Quinn was widely lauded for his postgame comments, in which he urged people to get off their cell phones and social networks and connect with one another in person.
Together, the events of last weekend are enough to alter a career, if not a life. Perhaps they will for Quinn, who is trying to resurrect his career after 21/2 seasons as a backup.
For now, Quinn said he’s having difficulty processing it all.
“I don’t know if there is a way to sum it up based on the way everything happened,” Quinn said. “My thoughts and concerns were just trying to focus and doing the best I could during the game when I was playing. Then, after that, just trying to do some soul searching and praying about the forgiveness for the families, and that people could find peace with the situation.
“The emotions are still pretty raw. After the season, it might be something where you’re able to kind of sit down and reflect on all of it. Right now, it’s kind of tough. There (was) a memorial service (Wednesday) for Jovan. Obviously, we’re preparing for Cleveland. We’re just again trying to direct all of our focus to our preparation for the game, and afterwards, we’ll be able to hopefully seek that peace that everyone is trying to find with the situation.”
On Sunday, in a barely plausible coincidence at this particular juncture of his career, Quinn will face the team that drafted him out of Notre Dame. He was a first-round pick by the Browns in 2007, when they were coached by current Chiefs head coach Romeo Crennel, and played three seasons for them before being traded to Denver after the 2009 season.
Quinn grew up in Ohio as a Browns fan, so getting the chance to play for them as a first-round pick fulfilled a childhood dream. Sunday’s game will heap even more on Quinn’s emotional plate.
“I think Brady will handle himself well,” Crennel said. “He always does. He’s level-headed. I don’t think he will let going home get him out of sorts.”
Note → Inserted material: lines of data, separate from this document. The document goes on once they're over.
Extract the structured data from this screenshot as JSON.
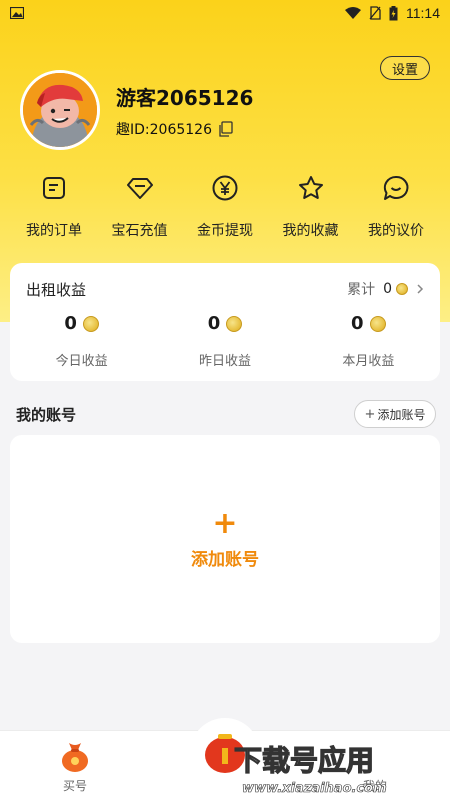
{
  "status_bar": {
    "time": "11:14"
  },
  "profile": {
    "settings_label": "设置",
    "username": "游客2065126",
    "user_id": "趣ID:2065126"
  },
  "quick_menu": [
    {
      "label": "我的订单",
      "icon": "order-icon"
    },
    {
      "label": "宝石充值",
      "icon": "gem-icon"
    },
    {
      "label": "金币提现",
      "icon": "yen-icon"
    },
    {
      "label": "我的收藏",
      "icon": "star-icon"
    },
    {
      "label": "我的议价",
      "icon": "chat-icon"
    }
  ],
  "rent_income": {
    "title": "出租收益",
    "total_label": "累计",
    "total_value": "0",
    "stats": [
      {
        "value": "0",
        "label": "今日收益"
      },
      {
        "value": "0",
        "label": "昨日收益"
      },
      {
        "value": "0",
        "label": "本月收益"
      }
    ]
  },
  "accounts": {
    "header": "我的账号",
    "add_pill_label": "添加账号",
    "add_big_label": "添加账号"
  },
  "tab_bar": {
    "tabs": [
      {
        "label": "买号"
      },
      {
        "label": ""
      },
      {
        "label": "我的"
      }
    ]
  },
  "watermark": {
    "text": "下载号应用",
    "url": "www.xiazaihao.com"
  },
  "colors": {
    "accent": "#f08a0c",
    "yellow": "#fbd21a"
  }
}
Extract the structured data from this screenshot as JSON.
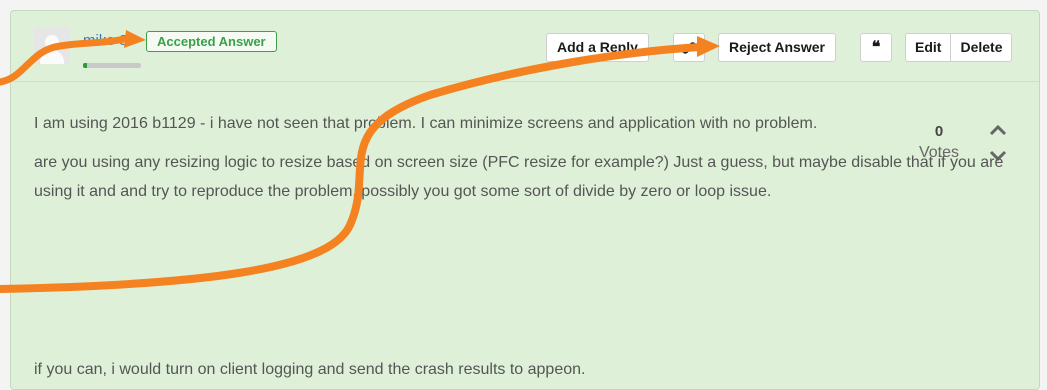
{
  "post": {
    "username": "mike S",
    "badge": "Accepted Answer",
    "reputation_fraction": 0.07
  },
  "actions": {
    "add_reply": "Add a Reply",
    "reject_answer": "Reject Answer",
    "quote": "❝",
    "edit": "Edit",
    "delete": "Delete"
  },
  "votes": {
    "count": "0",
    "label": "Votes"
  },
  "content": {
    "p1": "I am using 2016 b1129 - i have not seen that problem.  I can minimize screens and application with no problem.",
    "p2": "are you using any resizing logic to resize based on screen size (PFC resize for example?)  Just a guess, but maybe disable that if you are using it and and try to reproduce the problem.  possibly you got some sort of divide by zero or loop issue.",
    "p3": "if you can, i would turn on client logging and send the crash results to appeon."
  },
  "colors": {
    "accent_green": "#3aa14a",
    "annotation_orange": "#f58220",
    "link_blue": "#3b77b8"
  },
  "icons": {
    "link": "link-icon",
    "quote": "quote-icon",
    "upvote": "chevron-up-icon",
    "downvote": "chevron-down-icon",
    "avatar": "user-avatar-icon"
  }
}
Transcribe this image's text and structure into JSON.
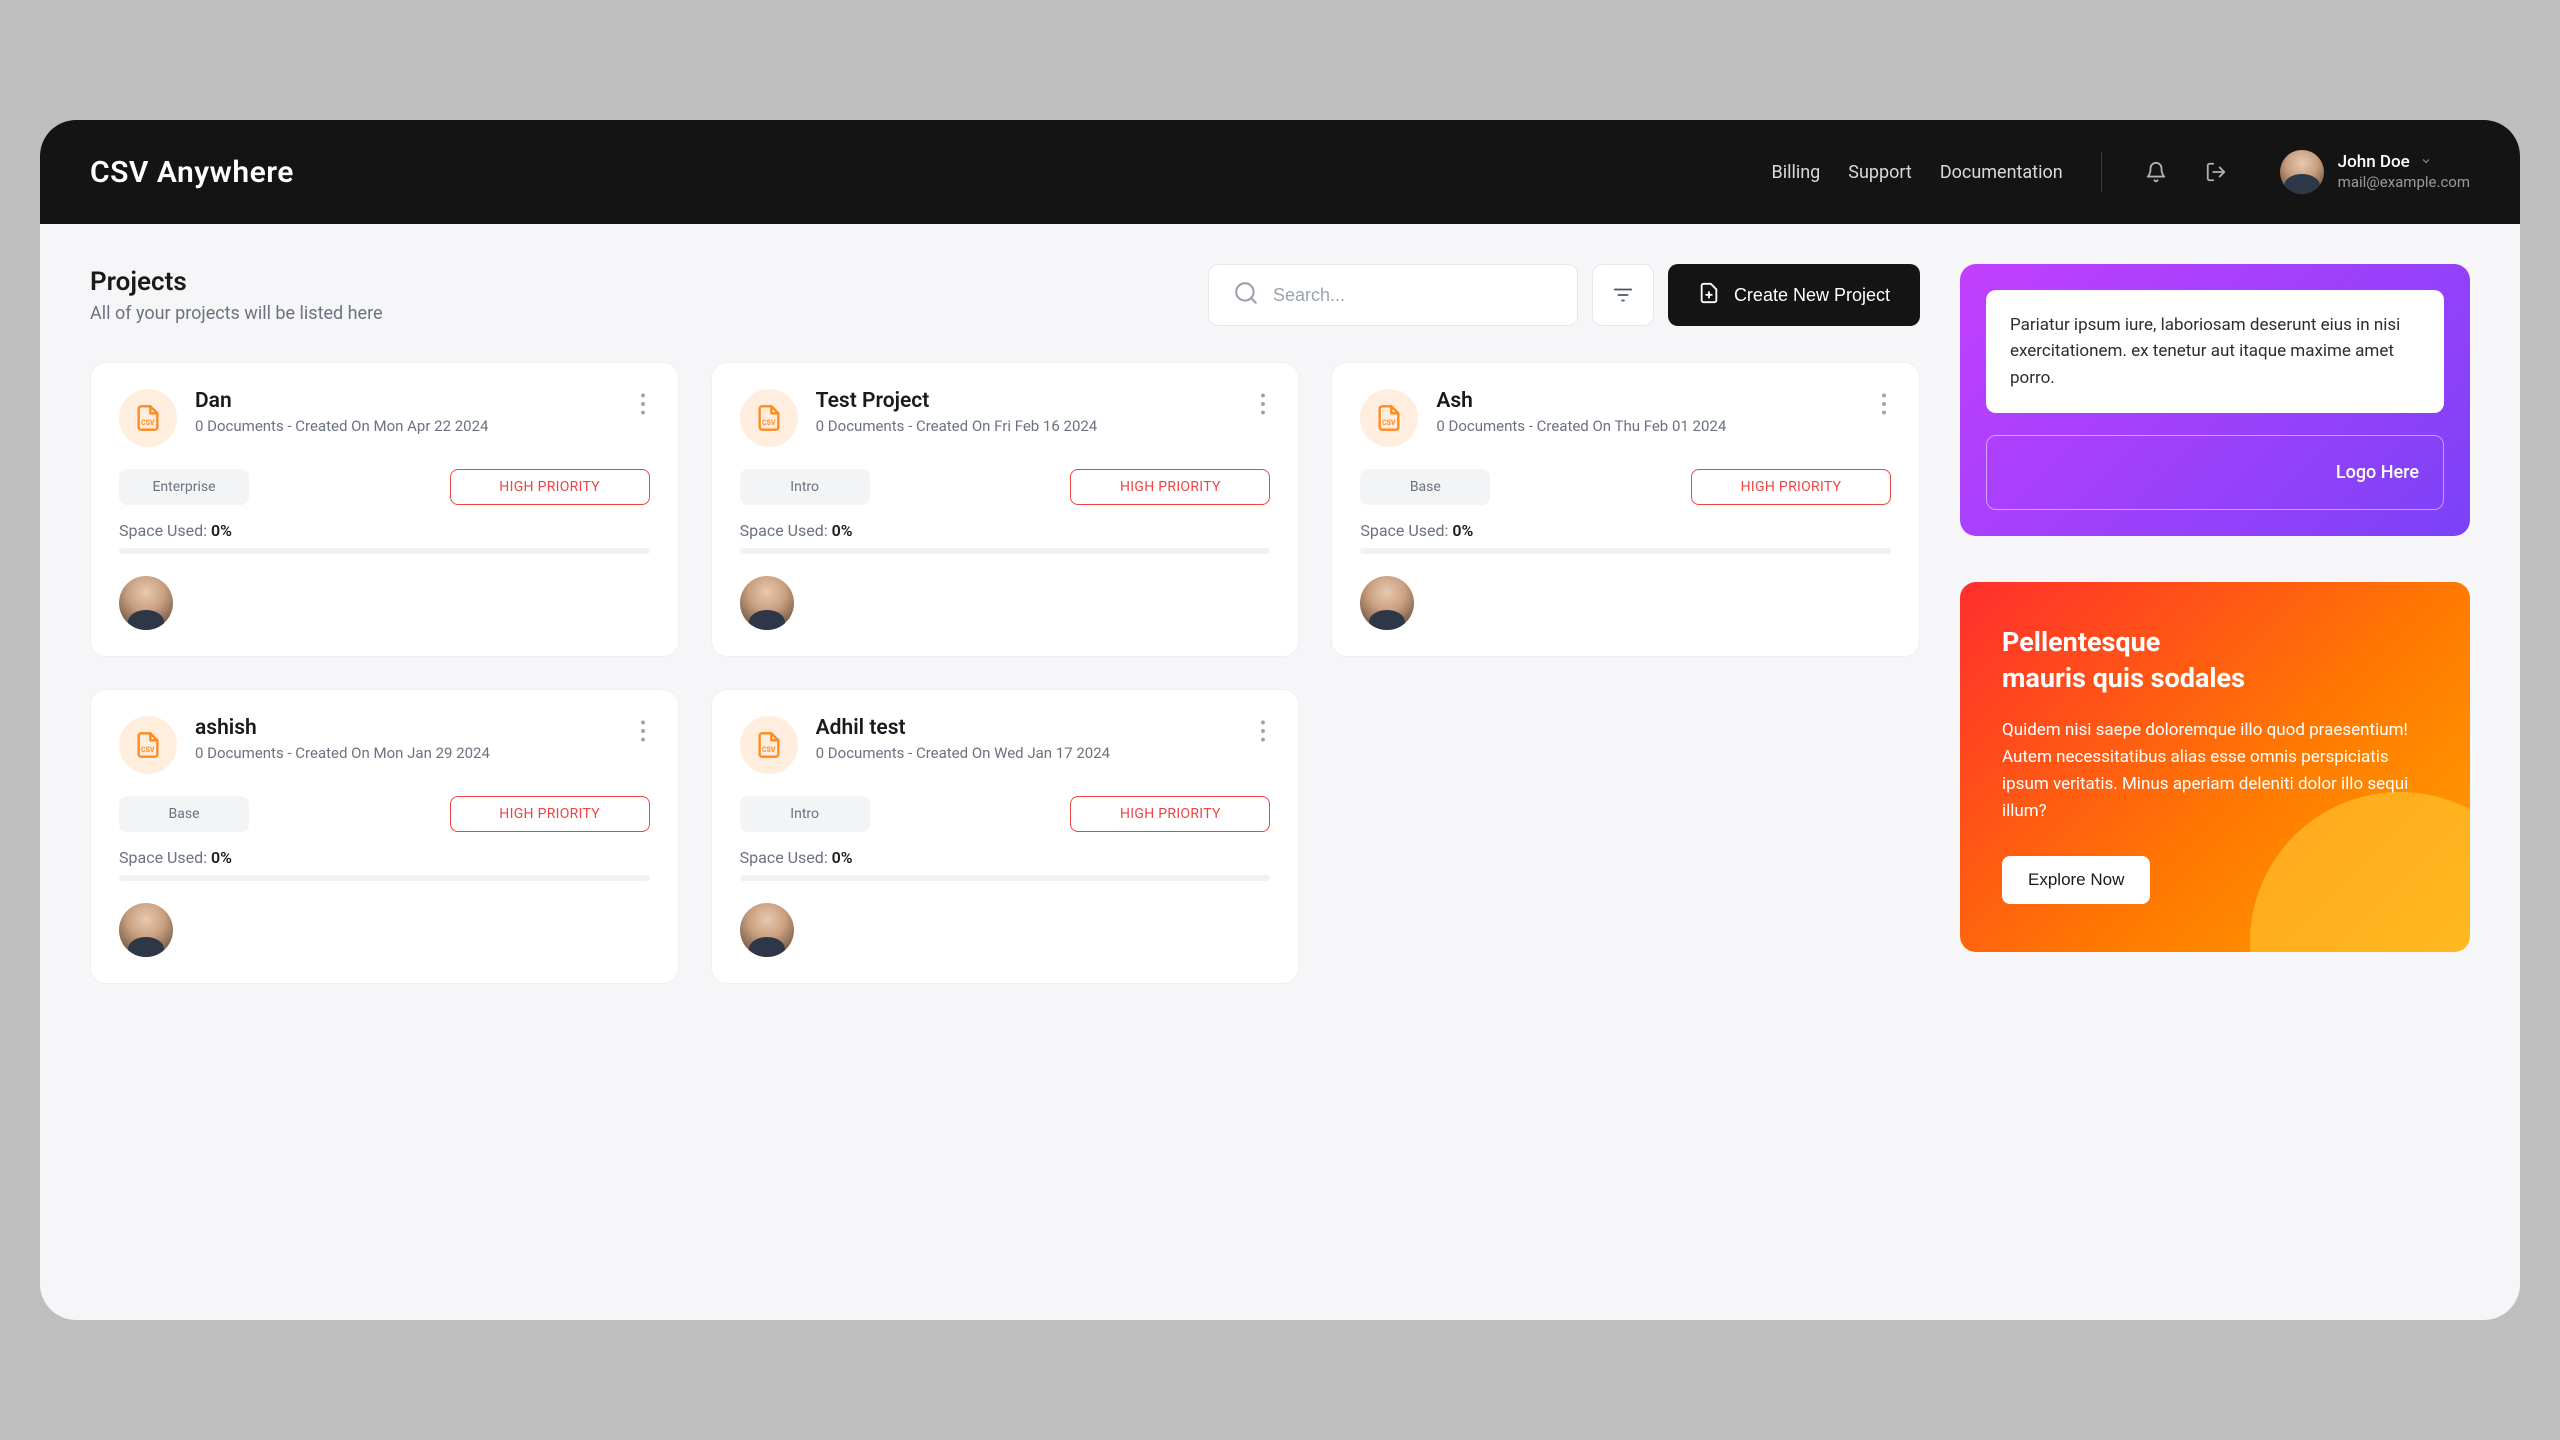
{
  "header": {
    "brand": "CSV Anywhere",
    "nav": {
      "billing": "Billing",
      "support": "Support",
      "documentation": "Documentation"
    },
    "user": {
      "name": "John Doe",
      "email": "mail@example.com"
    }
  },
  "page": {
    "title": "Projects",
    "subtitle": "All of your projects will be listed here",
    "search_placeholder": "Search...",
    "create_label": "Create New Project"
  },
  "projects": [
    {
      "name": "Dan",
      "documents": 0,
      "created": "Mon Apr 22 2024",
      "plan": "Enterprise",
      "priority": "HIGH PRIORITY",
      "space_used": "0%"
    },
    {
      "name": "Test Project",
      "documents": 0,
      "created": "Fri Feb 16 2024",
      "plan": "Intro",
      "priority": "HIGH PRIORITY",
      "space_used": "0%"
    },
    {
      "name": "Ash",
      "documents": 0,
      "created": "Thu Feb 01 2024",
      "plan": "Base",
      "priority": "HIGH PRIORITY",
      "space_used": "0%"
    },
    {
      "name": "ashish",
      "documents": 0,
      "created": "Mon Jan 29 2024",
      "plan": "Base",
      "priority": "HIGH PRIORITY",
      "space_used": "0%"
    },
    {
      "name": "Adhil test",
      "documents": 0,
      "created": "Wed Jan 17 2024",
      "plan": "Intro",
      "priority": "HIGH PRIORITY",
      "space_used": "0%"
    }
  ],
  "labels": {
    "space_used": "Space Used:",
    "docs_prefix": "Documents - Created On"
  },
  "promo1": {
    "text": "Pariatur ipsum iure, laboriosam deserunt eius in nisi exercitationem. ex tenetur aut itaque maxime amet porro.",
    "logo": "Logo Here"
  },
  "promo2": {
    "title_line1": "Pellentesque",
    "title_line2": "mauris quis sodales",
    "body": "Quidem nisi saepe doloremque illo quod praesentium! Autem necessitatibus alias esse omnis perspiciatis ipsum veritatis. Minus aperiam deleniti dolor illo sequi illum?",
    "button": "Explore Now"
  }
}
Quinn started just 12 games in three seasons for the Browns, who gave up on him quickly after they fired Crennel. He lasted one season after Crennel was gone under the Browns’ next coach, Eric Mangini.
Mangini wasted no time after that season getting rid of Quinn.
“You wish you would have a little more stability when you’re in a situation regardless of what you’re in,” Quinn said of the change in Cleveland’s front office and coaching staff while he was there. “I look (at the Browns) now, and there are maybe only six guys, seven guys that I was with three years ago on that team. It’s just a tough scenario when you’ve got so many moving parts and everything’s constantly changing when you can’t get some stability.
“Things never go the way you expect them to in life. My mind is not really on my career. If I’ve learned anything in my career, it’s that you really can’t take things past one day at a time. This league, it’s such a roller-coaster ride no matter who you are that you’ve just got to continue to try to get better every day and focus on the task at hand. That’s got to be where your focus is.”